There are many reason’s why six weeks of lockdown in New Jersey did not control a virus with a 10 day incubation period. New Jersey was late with #masks4all, never required the most basic safety measures in nursing and veteran homes, and did nothing to deal with large numbers of homeless people spreading infection wherever they went. New Jersey never even tried to do the aggressive contact tracing and enforced quarantines that quickly controlled coronavirus in Taiwan, Hong Kong, and South Korea. Few, if any lives will be saved or infections avoided by doing another day, let alone month, of this half-baked, politically correct lockdown.
Today (April 30) , New Jersey’s eight million residents had 116,365 coronavirus cases and 6,771 deaths. Most of these cases developed AFTER the shutdowns and lockdowns which began in mid-March.
Meanwhile, Taiwan (non-Communist or “Free” China) with 24 million people was exposed sooner, never shut down or locked down, and had 429 cases and 6 deaths. Taiwan has had zero new cases during the past week.
The protection from New Jersey’s failed lockdown is as fake as the protection of New Jersey’s “Dollar A Day” auto insurance. New Jersey started mandatory “no fault” car insurance back in the 1970’s some 45 years ago. The idea was that if every driver were forced to buy car insurance, every driver and passenger in New Jersey would be protected with quick payment of medical bills and fair compensation for any auto accident. The program was a disaster.
Certain lawyers and doctors quickly gamed the system and increased the amounts of claims. Massive legal and illegal immigration and breakdowns in law enforcement increased the number of accidents as well as the damage and injuries. Auto insurance costs rapidly increased and auto insurance in New Jersey quickly became unaffordable and unsustainable.
In 2001, the high cost of auto insurance became New Jersey’s most important political issue. Democrat Jim McGreevy was elected Governor, and Democrats won majorities in both houses of the Legislature by promising to cut the cost of auto insurance.
By 2003, Democrats did work with Republicans to get some waste and fraud out of the system. They also brought some insurance companies back to New Jersey. However, they did virtually nothing to get bad drivers off the road. Instead, they created new fake auto insurance policies called “Basic Policies”. They were often called “Dollar a Day” policies because they originally sold for $365 per year. (Today they cost about $800 per year).
However, they are fake insurance because they insure almost nothing. If you are hurt by a careless or reckless driver with a “Basic Policy”, his or her insurance company will not pay you a nickel. The most you can get is up to $5,000 for damage to your car. In short, someone hurt by a careless or reckless driver with a “Basic” or “Dollar A Day” policy has even less protection than someone hurt by an uninsured driver 45 years ago!
What do we do when we can no longer rely on state laws, law enforcement, “mandatory insurance” to protect us from dangerous drivers? We need to think and act on our own to protect ourselves and our families!

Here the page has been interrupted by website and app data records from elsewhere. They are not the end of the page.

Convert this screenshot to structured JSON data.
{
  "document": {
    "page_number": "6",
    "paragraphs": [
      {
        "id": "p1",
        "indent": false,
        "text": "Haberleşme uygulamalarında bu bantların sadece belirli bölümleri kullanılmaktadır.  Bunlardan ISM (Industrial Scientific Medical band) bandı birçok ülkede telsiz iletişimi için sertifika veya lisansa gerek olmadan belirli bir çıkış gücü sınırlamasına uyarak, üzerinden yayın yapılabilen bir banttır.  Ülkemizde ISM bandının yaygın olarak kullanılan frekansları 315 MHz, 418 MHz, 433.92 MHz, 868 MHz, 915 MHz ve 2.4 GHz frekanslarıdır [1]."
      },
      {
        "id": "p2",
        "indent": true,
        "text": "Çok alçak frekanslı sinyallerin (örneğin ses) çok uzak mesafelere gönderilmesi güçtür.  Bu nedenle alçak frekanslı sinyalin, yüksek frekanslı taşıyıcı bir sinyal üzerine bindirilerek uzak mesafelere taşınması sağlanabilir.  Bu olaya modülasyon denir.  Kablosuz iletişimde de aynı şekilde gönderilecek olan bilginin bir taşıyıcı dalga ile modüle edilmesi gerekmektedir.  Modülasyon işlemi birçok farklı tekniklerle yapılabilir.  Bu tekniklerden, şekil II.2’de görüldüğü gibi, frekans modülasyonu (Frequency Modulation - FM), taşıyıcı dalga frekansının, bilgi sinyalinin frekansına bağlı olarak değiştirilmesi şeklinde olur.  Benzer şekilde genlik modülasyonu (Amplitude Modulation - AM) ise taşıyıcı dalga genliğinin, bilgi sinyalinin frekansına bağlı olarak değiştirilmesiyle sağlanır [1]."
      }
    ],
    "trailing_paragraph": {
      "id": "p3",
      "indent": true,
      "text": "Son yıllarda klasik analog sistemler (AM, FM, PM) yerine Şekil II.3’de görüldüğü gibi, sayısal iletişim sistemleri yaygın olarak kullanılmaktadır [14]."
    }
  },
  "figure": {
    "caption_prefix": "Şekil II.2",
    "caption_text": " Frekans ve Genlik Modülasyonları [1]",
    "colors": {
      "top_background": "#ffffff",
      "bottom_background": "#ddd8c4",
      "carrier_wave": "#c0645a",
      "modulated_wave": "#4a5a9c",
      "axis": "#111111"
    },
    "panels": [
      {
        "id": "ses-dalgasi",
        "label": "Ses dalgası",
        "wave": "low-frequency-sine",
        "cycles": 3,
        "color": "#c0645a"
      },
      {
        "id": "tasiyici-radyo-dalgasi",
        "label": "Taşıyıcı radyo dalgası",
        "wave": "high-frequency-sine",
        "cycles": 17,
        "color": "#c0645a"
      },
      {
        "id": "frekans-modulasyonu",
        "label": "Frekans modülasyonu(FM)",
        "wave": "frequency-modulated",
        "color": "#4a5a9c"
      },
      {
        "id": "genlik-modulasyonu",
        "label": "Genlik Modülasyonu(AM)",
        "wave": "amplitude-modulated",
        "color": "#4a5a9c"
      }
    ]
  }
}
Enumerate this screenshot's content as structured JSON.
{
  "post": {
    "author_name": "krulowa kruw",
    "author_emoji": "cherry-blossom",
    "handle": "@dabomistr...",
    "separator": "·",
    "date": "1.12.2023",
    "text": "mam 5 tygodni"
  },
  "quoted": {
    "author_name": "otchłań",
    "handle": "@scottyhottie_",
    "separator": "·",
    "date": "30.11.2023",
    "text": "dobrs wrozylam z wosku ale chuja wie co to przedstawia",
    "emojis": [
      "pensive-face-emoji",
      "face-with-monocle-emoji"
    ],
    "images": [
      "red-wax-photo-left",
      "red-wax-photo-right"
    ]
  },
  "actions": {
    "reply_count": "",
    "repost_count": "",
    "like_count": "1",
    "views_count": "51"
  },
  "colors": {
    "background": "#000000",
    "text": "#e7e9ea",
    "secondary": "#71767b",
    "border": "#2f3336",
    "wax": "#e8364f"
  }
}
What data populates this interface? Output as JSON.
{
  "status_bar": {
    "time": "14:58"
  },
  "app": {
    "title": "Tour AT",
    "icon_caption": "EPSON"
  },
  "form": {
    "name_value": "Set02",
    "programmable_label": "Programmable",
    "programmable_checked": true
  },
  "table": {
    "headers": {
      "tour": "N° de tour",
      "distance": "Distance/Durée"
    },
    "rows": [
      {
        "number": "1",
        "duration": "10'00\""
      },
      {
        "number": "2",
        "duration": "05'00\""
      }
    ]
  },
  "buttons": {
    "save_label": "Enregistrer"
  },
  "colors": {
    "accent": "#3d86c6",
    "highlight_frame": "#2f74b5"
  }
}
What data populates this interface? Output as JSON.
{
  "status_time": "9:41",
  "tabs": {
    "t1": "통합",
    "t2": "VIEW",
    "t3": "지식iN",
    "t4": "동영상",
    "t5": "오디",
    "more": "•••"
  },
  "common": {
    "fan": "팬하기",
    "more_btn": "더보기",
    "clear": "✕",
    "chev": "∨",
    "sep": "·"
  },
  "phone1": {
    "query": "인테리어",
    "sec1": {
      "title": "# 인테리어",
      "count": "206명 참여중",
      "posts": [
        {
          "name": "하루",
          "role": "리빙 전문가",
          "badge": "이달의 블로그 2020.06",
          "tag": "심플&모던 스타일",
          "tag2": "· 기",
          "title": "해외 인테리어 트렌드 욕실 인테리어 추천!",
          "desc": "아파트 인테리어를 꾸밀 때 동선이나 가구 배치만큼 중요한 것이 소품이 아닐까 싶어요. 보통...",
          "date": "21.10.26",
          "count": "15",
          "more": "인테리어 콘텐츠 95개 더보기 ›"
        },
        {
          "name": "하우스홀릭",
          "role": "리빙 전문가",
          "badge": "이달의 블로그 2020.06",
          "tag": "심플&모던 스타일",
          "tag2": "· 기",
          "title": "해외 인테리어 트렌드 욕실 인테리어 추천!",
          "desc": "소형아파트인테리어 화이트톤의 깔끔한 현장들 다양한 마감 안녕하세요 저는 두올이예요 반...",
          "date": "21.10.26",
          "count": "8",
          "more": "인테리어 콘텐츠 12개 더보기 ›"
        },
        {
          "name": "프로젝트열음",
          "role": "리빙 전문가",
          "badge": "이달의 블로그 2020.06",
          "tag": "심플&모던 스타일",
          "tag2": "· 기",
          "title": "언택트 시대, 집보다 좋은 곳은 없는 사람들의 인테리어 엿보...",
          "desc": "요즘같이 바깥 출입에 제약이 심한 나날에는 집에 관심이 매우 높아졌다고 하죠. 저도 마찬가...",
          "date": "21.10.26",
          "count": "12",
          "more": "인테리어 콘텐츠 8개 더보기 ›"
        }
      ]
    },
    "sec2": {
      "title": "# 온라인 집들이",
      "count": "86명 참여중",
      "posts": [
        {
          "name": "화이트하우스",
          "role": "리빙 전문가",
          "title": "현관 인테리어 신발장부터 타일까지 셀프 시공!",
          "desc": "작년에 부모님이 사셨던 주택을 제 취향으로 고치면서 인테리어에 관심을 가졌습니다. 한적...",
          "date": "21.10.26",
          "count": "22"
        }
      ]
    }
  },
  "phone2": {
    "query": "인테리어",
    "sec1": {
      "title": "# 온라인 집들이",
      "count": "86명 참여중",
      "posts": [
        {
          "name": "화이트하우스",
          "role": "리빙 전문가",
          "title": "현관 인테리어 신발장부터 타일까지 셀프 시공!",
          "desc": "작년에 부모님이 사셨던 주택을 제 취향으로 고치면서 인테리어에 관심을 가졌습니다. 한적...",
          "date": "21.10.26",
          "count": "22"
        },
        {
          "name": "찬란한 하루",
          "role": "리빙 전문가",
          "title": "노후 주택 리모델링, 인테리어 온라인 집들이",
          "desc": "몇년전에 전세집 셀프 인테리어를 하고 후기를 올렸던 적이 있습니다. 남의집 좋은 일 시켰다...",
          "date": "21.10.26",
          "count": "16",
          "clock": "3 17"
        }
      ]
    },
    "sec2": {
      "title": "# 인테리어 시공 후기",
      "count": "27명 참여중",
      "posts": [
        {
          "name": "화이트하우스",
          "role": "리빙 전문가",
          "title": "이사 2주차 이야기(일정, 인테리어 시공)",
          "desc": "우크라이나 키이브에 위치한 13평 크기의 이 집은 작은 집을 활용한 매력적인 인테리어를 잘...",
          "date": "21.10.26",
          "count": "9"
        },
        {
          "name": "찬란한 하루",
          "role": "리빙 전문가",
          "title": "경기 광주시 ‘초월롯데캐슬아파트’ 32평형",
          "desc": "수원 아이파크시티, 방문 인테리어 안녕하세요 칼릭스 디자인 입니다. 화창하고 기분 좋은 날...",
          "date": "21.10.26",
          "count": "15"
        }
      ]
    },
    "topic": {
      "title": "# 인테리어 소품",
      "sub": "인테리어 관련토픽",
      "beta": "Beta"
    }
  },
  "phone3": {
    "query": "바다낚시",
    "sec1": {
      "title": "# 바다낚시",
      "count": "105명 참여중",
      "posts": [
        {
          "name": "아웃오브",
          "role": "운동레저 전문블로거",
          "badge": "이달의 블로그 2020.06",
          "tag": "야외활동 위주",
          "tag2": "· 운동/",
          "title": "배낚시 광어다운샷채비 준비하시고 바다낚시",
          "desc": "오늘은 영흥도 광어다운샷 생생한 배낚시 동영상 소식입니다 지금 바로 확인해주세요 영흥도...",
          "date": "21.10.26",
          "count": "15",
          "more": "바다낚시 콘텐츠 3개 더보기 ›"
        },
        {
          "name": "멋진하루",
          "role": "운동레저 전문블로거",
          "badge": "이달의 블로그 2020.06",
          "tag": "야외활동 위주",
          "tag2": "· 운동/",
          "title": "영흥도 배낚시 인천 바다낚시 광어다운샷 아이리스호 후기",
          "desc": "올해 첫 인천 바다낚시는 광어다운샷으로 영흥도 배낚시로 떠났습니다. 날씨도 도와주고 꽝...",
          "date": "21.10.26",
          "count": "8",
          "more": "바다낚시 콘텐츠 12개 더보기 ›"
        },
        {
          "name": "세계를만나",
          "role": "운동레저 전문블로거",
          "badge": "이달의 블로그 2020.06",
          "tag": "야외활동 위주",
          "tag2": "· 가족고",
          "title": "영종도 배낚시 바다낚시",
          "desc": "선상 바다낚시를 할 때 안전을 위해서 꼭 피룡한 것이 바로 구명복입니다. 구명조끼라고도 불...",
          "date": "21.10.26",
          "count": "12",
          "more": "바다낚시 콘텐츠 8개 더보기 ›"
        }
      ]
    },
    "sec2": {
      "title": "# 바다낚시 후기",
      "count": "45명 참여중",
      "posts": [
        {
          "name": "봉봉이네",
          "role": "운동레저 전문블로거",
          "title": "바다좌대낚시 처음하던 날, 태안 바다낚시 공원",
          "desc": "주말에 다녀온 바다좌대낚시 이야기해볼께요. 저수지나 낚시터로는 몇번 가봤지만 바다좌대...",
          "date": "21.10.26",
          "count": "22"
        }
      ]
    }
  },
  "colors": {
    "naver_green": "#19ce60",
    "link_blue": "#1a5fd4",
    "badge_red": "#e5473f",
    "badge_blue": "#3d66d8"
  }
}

We need to buy big cars with lots of safety features and use seatbelts and secure child seats. We need to drive defensively. We can no longer assume other drivers will signal when turning or stop at red lights or stop signs. Finally, we need to pay extra for “under-insured” insurance to get compensation if we do get hurt by a careless or reckless driver with a “Basic” or “Dollar a Day” policy.
Unfortunately, that is where New Jersey’ government has also put us with coronavirus. We cannot trust our government or assume it is protecting us. We must be extra careful to protect ourselves and our families.
We and everyone in our family must use our own judgments and act accordingly. We must decide for ourselves who to trust without masks or social distance. We must insist on social distance and masks when we have contact with anyone we believe has not taken precautions to avoid the virus. We need to be careful to wash our hands often, and avoid touching our faces.
At times, this will get ugly. Since our public health officials refuse to tell us who is infected, or where or how they got infected, we need to rely on friends, family, co-workers, social media, and our instincts as a substitute. These judgments will often be based on unreliable rumors. They may often be inaccurate, unfair, and hurtful. However, unlike in Taiwan, Hong Kong, and South Korea, we in Governor Murphy’s New Jersey have a dysfunctional government that gives us no other choice.
Seth Grossman, Executive Director
Personal email: firstname.lastname@example.org